● **Material for this task**

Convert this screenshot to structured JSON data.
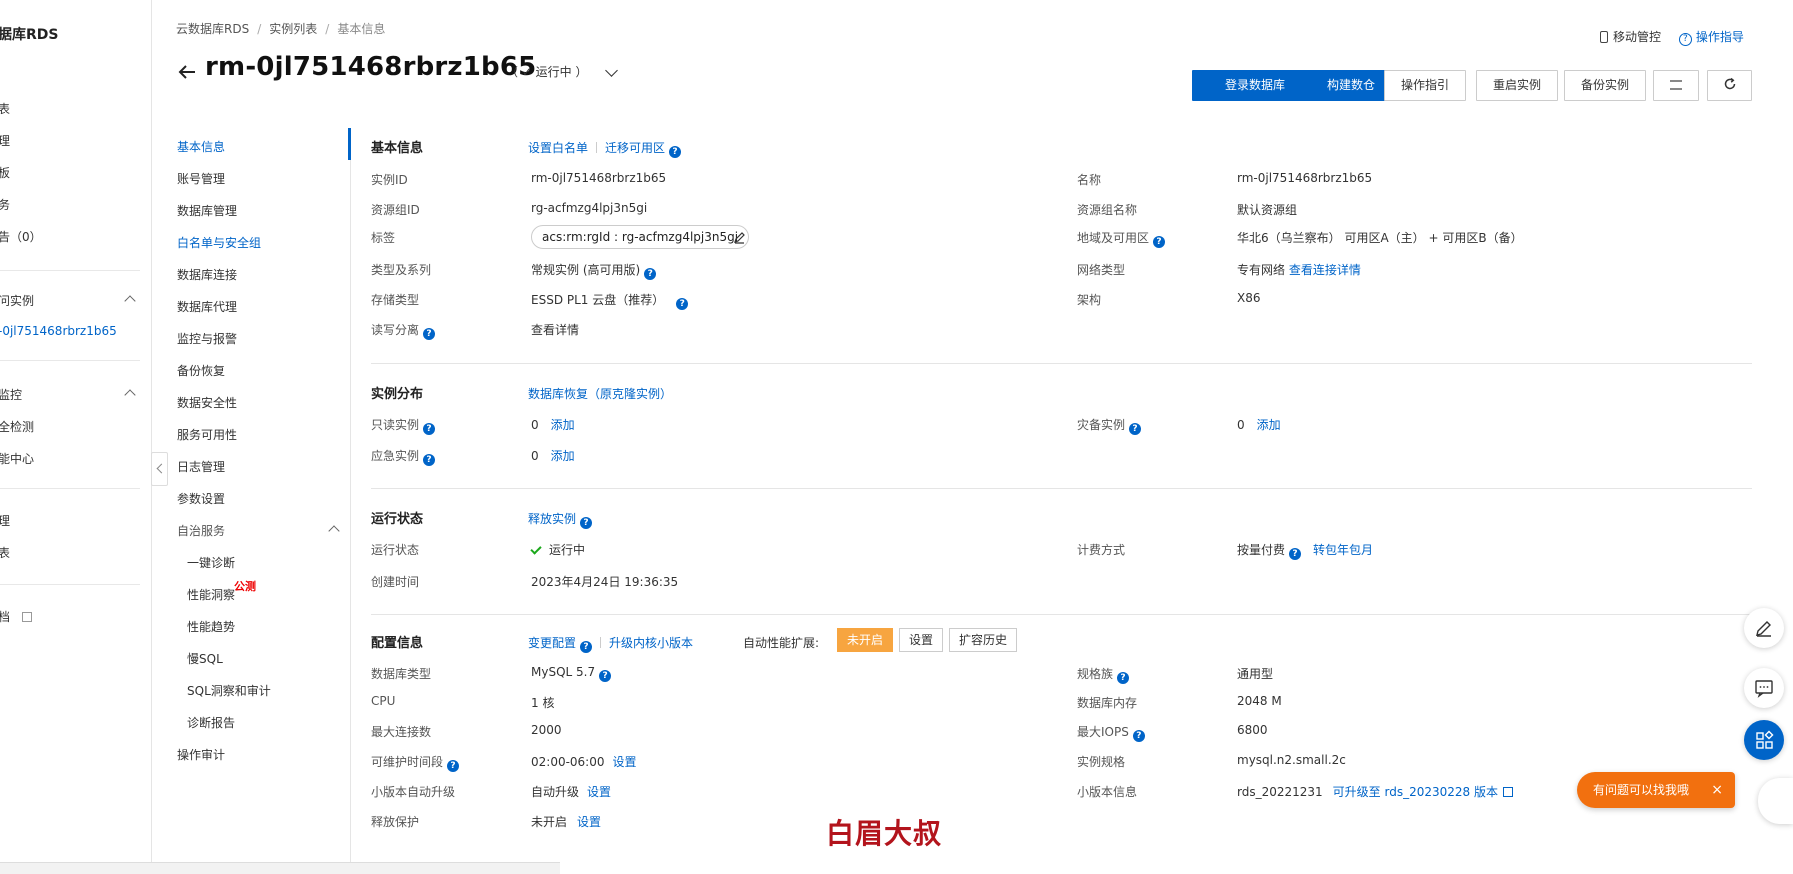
{
  "leftnav": {
    "title": "据库RDS",
    "items": [
      {
        "label": "表"
      },
      {
        "label": "理"
      },
      {
        "label": "板"
      },
      {
        "label": "务"
      },
      {
        "label": "告（0）"
      },
      {
        "label": "问实例"
      },
      {
        "label": "-0jl751468rbrz1b65"
      },
      {
        "label": "监控"
      },
      {
        "label": "全检测"
      },
      {
        "label": "能中心"
      },
      {
        "label": "理"
      },
      {
        "label": "表"
      },
      {
        "label": "档"
      }
    ]
  },
  "breadcrumb": {
    "root": "云数据库RDS",
    "list": "实例列表",
    "current": "基本信息",
    "sep": "/"
  },
  "header": {
    "title": "rm-0jl751468rbrz1b65",
    "status": "（ ✓ 运行中 ）",
    "mobile": "移动管控",
    "guide": "操作指导"
  },
  "toolbar": {
    "login": "登录数据库",
    "build": "构建数仓",
    "ops": "操作指引",
    "restart": "重启实例",
    "backup": "备份实例"
  },
  "subnav": {
    "items": [
      "基本信息",
      "账号管理",
      "数据库管理",
      "白名单与安全组",
      "数据库连接",
      "数据库代理",
      "监控与报警",
      "备份恢复",
      "数据安全性",
      "服务可用性",
      "日志管理",
      "参数设置",
      "自治服务"
    ],
    "sub": [
      "一键诊断",
      "性能洞察",
      "性能趋势",
      "慢SQL",
      "SQL洞察和审计",
      "诊断报告"
    ],
    "badge": "公测",
    "last": "操作审计"
  },
  "basic": {
    "title": "基本信息",
    "links": [
      "设置白名单",
      "迁移可用区"
    ],
    "rows": {
      "instance_id_label": "实例ID",
      "instance_id": "rm-0jl751468rbrz1b65",
      "name_label": "名称",
      "name": "rm-0jl751468rbrz1b65",
      "rg_id_label": "资源组ID",
      "rg_id": "rg-acfmzg4lpj3n5gi",
      "rg_name_label": "资源组名称",
      "rg_name": "默认资源组",
      "tag_label": "标签",
      "tag": "acs:rm:rgId : rg-acfmzg4lpj3n5gi",
      "region_label": "地域及可用区",
      "region": "华北6（乌兰察布） 可用区A（主） + 可用区B（备）",
      "type_label": "类型及系列",
      "type": "常规实例 (高可用版)",
      "net_label": "网络类型",
      "net": "专有网络",
      "net_link": "查看连接详情",
      "storage_label": "存储类型",
      "storage": "ESSD PL1 云盘（推荐）",
      "arch_label": "架构",
      "arch": "X86",
      "rw_label": "读写分离",
      "rw_link": "查看详情"
    }
  },
  "distribution": {
    "title": "实例分布",
    "link": "数据库恢复（原克隆实例）",
    "ro_label": "只读实例",
    "ro_count": "0",
    "ro_add": "添加",
    "dr_label": "灾备实例",
    "dr_count": "0",
    "dr_add": "添加",
    "em_label": "应急实例",
    "em_count": "0",
    "em_add": "添加"
  },
  "runstate": {
    "title": "运行状态",
    "link": "释放实例",
    "state_label": "运行状态",
    "state": "运行中",
    "billing_label": "计费方式",
    "billing": "按量付费",
    "billing_link": "转包年包月",
    "created_label": "创建时间",
    "created": "2023年4月24日 19:36:35"
  },
  "config": {
    "title": "配置信息",
    "link1": "变更配置",
    "link2": "升级内核小版本",
    "auto_label": "自动性能扩展:",
    "auto_state": "未开启",
    "auto_set": "设置",
    "auto_history": "扩容历史",
    "dbtype_label": "数据库类型",
    "dbtype": "MySQL  5.7",
    "family_label": "规格族",
    "family": "通用型",
    "cpu_label": "CPU",
    "cpu": "1 核",
    "mem_label": "数据库内存",
    "mem": "2048 M",
    "conn_label": "最大连接数",
    "conn": "2000",
    "iops_label": "最大IOPS",
    "iops": "6800",
    "maint_label": "可维护时间段",
    "maint": "02:00-06:00",
    "maint_set": "设置",
    "spec_label": "实例规格",
    "spec": "mysql.n2.small.2c",
    "minor_label": "小版本自动升级",
    "minor": "自动升级",
    "minor_set": "设置",
    "minorinfo_label": "小版本信息",
    "minorinfo": "rds_20221231",
    "minorinfo_link": "可升级至 rds_20230228 版本",
    "release_label": "释放保护",
    "release": "未开启",
    "release_set": "设置"
  },
  "float": {
    "help": "有问题可以找我哦",
    "close": "×"
  },
  "watermark": "白眉大叔"
}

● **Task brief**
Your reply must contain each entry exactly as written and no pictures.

● **Solution to this problem**
Convert this screenshot to structured JSON data.
{
  "leftnav": {
    "title": "据库RDS",
    "items": [
      {
        "label": "表"
      },
      {
        "label": "理"
      },
      {
        "label": "板"
      },
      {
        "label": "务"
      },
      {
        "label": "告（0）"
      },
      {
        "label": "问实例"
      },
      {
        "label": "-0jl751468rbrz1b65"
      },
      {
        "label": "监控"
      },
      {
        "label": "全检测"
      },
      {
        "label": "能中心"
      },
      {
        "label": "理"
      },
      {
        "label": "表"
      },
      {
        "label": "档"
      }
    ]
  },
  "breadcrumb": {
    "root": "云数据库RDS",
    "list": "实例列表",
    "current": "基本信息",
    "sep": "/"
  },
  "header": {
    "title": "rm-0jl751468rbrz1b65",
    "status": "（ ✓ 运行中 ）",
    "mobile": "移动管控",
    "guide": "操作指导"
  },
  "toolbar": {
    "login": "登录数据库",
    "build": "构建数仓",
    "ops": "操作指引",
    "restart": "重启实例",
    "backup": "备份实例"
  },
  "subnav": {
    "items": [
      "基本信息",
      "账号管理",
      "数据库管理",
      "白名单与安全组",
      "数据库连接",
      "数据库代理",
      "监控与报警",
      "备份恢复",
      "数据安全性",
      "服务可用性",
      "日志管理",
      "参数设置",
      "自治服务"
    ],
    "sub": [
      "一键诊断",
      "性能洞察",
      "性能趋势",
      "慢SQL",
      "SQL洞察和审计",
      "诊断报告"
    ],
    "badge": "公测",
    "last": "操作审计"
  },
  "basic": {
    "title": "基本信息",
    "links": [
      "设置白名单",
      "迁移可用区"
    ],
    "rows": {
      "instance_id_label": "实例ID",
      "instance_id": "rm-0jl751468rbrz1b65",
      "name_label": "名称",
      "name": "rm-0jl751468rbrz1b65",
      "rg_id_label": "资源组ID",
      "rg_id": "rg-acfmzg4lpj3n5gi",
      "rg_name_label": "资源组名称",
      "rg_name": "默认资源组",
      "tag_label": "标签",
      "tag": "acs:rm:rgId : rg-acfmzg4lpj3n5gi",
      "region_label": "地域及可用区",
      "region": "华北6（乌兰察布） 可用区A（主） + 可用区B（备）",
      "type_label": "类型及系列",
      "type": "常规实例 (高可用版)",
      "net_label": "网络类型",
      "net": "专有网络",
      "net_link": "查看连接详情",
      "storage_label": "存储类型",
      "storage": "ESSD PL1 云盘（推荐）",
      "arch_label": "架构",
      "arch": "X86",
      "rw_label": "读写分离",
      "rw_link": "查看详情"
    }
  },
  "distribution": {
    "title": "实例分布",
    "link": "数据库恢复（原克隆实例）",
    "ro_label": "只读实例",
    "ro_count": "0",
    "ro_add": "添加",
    "dr_label": "灾备实例",
    "dr_count": "0",
    "dr_add": "添加",
    "em_label": "应急实例",
    "em_count": "0",
    "em_add": "添加"
  },
  "runstate": {
    "title": "运行状态",
    "link": "释放实例",
    "state_label": "运行状态",
    "state": "运行中",
    "billing_label": "计费方式",
    "billing": "按量付费",
    "billing_link": "转包年包月",
    "created_label": "创建时间",
    "created": "2023年4月24日 19:36:35"
  },
  "config": {
    "title": "配置信息",
    "link1": "变更配置",
    "link2": "升级内核小版本",
    "auto_label": "自动性能扩展:",
    "auto_state": "未开启",
    "auto_set": "设置",
    "auto_history": "扩容历史",
    "dbtype_label": "数据库类型",
    "dbtype": "MySQL  5.7",
    "family_label": "规格族",
    "family": "通用型",
    "cpu_label": "CPU",
    "cpu": "1 核",
    "mem_label": "数据库内存",
    "mem": "2048 M",
    "conn_label": "最大连接数",
    "conn": "2000",
    "iops_label": "最大IOPS",
    "iops": "6800",
    "maint_label": "可维护时间段",
    "maint": "02:00-06:00",
    "maint_set": "设置",
    "spec_label": "实例规格",
    "spec": "mysql.n2.small.2c",
    "minor_label": "小版本自动升级",
    "minor": "自动升级",
    "minor_set": "设置",
    "minorinfo_label": "小版本信息",
    "minorinfo": "rds_20221231",
    "minorinfo_link": "可升级至 rds_20230228 版本",
    "release_label": "释放保护",
    "release": "未开启",
    "release_set": "设置"
  },
  "float": {
    "help": "有问题可以找我哦",
    "close": "×"
  },
  "watermark": "白眉大叔"
}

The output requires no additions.